Please count the lines in the entries below that include the word "clés", and give only the number.

[Source records Boundary: Start]

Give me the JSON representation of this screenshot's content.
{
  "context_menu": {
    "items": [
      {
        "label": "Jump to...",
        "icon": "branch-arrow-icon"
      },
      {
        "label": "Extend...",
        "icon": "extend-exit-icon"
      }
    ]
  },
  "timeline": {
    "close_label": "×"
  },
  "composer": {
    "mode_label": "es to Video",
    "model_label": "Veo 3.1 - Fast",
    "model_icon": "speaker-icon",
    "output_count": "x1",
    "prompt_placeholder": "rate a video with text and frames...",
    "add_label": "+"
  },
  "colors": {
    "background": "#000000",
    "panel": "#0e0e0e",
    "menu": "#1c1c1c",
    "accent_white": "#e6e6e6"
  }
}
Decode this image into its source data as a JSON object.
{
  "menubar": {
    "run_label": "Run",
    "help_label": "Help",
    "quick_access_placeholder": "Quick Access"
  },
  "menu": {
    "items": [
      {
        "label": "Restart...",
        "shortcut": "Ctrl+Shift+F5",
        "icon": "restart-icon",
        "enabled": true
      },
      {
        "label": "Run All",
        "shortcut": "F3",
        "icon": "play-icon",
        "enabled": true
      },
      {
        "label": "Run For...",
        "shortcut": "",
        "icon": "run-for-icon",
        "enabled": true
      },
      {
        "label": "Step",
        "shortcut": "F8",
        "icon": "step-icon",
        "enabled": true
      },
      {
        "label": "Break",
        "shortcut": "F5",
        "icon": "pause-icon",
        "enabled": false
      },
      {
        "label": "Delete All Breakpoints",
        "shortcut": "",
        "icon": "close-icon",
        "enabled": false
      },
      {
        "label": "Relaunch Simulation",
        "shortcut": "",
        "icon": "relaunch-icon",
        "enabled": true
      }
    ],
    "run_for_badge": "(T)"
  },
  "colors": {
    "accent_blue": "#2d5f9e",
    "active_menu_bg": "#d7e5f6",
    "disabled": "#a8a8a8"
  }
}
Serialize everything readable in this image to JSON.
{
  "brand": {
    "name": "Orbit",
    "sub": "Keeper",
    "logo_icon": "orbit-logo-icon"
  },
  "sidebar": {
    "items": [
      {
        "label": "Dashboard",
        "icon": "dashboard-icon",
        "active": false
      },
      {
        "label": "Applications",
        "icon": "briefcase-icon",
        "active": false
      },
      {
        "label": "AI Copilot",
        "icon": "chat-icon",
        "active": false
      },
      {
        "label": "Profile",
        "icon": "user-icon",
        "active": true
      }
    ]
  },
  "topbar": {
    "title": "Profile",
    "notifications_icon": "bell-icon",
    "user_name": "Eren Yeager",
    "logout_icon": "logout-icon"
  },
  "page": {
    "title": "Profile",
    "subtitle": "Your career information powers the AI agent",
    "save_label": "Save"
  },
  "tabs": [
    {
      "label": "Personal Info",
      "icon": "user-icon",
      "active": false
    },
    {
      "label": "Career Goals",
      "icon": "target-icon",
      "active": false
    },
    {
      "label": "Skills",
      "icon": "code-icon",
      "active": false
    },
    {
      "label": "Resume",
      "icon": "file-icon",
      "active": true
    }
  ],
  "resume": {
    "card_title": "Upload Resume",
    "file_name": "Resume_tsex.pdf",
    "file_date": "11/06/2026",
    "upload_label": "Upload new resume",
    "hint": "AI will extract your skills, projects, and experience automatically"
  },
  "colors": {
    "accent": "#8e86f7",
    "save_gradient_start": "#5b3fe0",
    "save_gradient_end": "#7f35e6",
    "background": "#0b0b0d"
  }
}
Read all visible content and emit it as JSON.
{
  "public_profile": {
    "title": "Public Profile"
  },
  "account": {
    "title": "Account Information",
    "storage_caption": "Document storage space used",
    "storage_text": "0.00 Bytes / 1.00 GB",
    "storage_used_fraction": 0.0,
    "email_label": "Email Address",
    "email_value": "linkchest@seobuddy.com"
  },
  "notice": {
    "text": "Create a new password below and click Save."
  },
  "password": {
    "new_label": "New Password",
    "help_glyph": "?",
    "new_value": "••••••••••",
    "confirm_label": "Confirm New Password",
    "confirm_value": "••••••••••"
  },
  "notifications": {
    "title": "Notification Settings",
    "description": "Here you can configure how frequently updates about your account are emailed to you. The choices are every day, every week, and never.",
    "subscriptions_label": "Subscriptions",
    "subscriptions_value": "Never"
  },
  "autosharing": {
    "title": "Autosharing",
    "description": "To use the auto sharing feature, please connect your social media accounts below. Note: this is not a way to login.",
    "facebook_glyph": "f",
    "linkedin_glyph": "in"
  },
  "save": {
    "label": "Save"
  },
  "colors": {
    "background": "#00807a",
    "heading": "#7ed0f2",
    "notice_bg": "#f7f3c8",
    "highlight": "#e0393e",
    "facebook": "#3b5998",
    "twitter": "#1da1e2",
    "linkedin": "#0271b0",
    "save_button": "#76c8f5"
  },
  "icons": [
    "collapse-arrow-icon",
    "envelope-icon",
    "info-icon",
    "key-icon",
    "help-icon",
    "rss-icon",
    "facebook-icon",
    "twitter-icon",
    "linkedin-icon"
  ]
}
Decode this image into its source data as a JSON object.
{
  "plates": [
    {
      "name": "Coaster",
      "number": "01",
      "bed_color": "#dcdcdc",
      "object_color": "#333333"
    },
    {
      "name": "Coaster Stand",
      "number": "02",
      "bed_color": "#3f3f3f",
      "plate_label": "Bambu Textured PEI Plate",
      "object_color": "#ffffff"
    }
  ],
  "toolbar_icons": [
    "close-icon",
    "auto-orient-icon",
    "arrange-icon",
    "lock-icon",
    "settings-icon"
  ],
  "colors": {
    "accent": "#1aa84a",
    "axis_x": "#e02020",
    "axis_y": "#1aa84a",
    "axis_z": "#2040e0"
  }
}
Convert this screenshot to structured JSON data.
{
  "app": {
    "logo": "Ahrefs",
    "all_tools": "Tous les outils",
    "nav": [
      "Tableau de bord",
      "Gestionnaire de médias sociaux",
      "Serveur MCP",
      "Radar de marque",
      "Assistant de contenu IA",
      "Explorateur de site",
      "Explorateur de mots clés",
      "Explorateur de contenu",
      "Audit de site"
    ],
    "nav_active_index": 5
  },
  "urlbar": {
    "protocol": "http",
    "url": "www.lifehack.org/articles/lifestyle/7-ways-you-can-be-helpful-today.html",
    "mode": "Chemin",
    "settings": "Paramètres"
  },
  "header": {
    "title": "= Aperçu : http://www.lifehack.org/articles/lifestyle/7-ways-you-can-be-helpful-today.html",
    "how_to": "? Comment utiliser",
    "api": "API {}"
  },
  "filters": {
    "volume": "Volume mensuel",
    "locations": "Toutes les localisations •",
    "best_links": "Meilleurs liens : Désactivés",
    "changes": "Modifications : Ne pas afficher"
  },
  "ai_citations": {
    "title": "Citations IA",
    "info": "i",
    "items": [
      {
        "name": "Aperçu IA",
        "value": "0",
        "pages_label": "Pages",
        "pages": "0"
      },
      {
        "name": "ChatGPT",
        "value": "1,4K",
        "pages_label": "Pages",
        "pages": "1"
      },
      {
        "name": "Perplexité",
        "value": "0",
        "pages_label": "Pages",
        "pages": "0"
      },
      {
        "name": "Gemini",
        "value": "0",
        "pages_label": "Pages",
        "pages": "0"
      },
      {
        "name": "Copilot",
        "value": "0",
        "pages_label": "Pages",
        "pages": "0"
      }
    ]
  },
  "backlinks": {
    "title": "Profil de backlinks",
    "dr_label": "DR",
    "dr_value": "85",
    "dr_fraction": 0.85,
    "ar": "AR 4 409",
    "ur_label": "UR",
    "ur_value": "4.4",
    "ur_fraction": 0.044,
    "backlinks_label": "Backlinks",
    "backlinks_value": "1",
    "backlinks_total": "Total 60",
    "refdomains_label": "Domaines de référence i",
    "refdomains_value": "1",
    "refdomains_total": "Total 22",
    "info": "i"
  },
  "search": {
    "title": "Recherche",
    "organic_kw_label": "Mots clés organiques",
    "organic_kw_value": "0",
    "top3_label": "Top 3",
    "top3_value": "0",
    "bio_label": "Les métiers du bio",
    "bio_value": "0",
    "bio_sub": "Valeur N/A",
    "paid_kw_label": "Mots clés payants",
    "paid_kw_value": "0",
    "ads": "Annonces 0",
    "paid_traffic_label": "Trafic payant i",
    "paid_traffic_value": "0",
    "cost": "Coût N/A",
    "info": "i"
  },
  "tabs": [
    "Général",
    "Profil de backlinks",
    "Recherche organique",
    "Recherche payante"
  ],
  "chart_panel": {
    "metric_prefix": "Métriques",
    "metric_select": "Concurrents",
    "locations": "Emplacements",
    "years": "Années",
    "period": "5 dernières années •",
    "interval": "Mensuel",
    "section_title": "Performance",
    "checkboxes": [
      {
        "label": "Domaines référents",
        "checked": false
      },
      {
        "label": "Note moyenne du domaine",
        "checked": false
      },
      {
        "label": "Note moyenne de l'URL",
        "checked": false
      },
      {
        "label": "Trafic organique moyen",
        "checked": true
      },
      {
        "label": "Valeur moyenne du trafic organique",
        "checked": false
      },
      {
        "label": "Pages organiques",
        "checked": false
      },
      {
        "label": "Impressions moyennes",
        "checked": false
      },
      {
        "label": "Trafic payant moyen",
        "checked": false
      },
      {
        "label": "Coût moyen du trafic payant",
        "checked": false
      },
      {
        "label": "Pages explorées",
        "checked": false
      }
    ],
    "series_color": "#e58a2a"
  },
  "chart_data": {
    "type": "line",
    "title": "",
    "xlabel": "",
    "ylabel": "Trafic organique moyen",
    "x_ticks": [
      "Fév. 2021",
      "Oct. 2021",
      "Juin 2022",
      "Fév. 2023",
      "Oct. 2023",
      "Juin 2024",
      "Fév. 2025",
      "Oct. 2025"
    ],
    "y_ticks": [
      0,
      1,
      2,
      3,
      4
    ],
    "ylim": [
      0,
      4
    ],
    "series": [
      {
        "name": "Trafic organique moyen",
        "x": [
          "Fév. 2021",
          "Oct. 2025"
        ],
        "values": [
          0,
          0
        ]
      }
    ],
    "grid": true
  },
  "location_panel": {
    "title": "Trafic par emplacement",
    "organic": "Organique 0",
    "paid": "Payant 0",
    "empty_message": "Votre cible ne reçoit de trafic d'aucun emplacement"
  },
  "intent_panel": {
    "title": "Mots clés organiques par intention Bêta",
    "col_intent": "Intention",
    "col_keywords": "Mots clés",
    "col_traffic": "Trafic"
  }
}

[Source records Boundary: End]

• Response area:
5